> **WORK INSTRUCTIONS**: Your result will be the set of lines with "System", copied from the material below.

> **INPUT**:
● ● ● ●
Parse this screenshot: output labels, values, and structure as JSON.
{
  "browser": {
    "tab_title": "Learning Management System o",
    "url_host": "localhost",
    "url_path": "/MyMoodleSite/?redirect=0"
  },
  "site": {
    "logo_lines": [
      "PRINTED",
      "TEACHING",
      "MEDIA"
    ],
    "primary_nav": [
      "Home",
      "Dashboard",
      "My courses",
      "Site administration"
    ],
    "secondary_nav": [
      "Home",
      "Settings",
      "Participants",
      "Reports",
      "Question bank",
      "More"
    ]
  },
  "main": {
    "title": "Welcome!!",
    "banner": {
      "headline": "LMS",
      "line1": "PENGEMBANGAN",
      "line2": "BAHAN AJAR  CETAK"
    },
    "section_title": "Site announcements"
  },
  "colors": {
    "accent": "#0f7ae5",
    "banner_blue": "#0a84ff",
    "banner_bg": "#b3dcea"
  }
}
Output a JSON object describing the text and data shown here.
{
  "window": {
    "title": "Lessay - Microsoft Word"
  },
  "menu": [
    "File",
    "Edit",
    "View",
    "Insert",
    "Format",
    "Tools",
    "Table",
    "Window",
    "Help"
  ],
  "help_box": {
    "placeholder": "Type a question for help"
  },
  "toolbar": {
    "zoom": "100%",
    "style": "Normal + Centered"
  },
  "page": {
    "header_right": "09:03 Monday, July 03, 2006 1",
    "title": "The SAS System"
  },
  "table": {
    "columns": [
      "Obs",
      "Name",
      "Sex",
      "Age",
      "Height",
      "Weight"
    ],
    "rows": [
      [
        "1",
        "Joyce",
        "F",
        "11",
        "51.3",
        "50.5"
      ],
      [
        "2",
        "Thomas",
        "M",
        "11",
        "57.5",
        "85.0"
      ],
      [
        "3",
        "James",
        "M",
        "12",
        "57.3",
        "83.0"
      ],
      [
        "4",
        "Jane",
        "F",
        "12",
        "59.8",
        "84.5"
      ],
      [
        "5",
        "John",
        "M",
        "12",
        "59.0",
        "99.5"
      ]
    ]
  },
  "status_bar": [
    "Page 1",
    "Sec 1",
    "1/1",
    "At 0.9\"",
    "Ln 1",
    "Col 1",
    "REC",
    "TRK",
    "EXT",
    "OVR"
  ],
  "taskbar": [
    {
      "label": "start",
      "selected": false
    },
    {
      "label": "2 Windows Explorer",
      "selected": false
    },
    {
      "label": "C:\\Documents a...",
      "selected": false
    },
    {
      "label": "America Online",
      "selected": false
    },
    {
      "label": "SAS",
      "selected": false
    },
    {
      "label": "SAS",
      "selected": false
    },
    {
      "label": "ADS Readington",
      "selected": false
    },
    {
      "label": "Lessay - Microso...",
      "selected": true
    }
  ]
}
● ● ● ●
> **EXERCISE OUTPUT**:
    "tab_title": "Learning Management System o",
    "title": "The SAS System"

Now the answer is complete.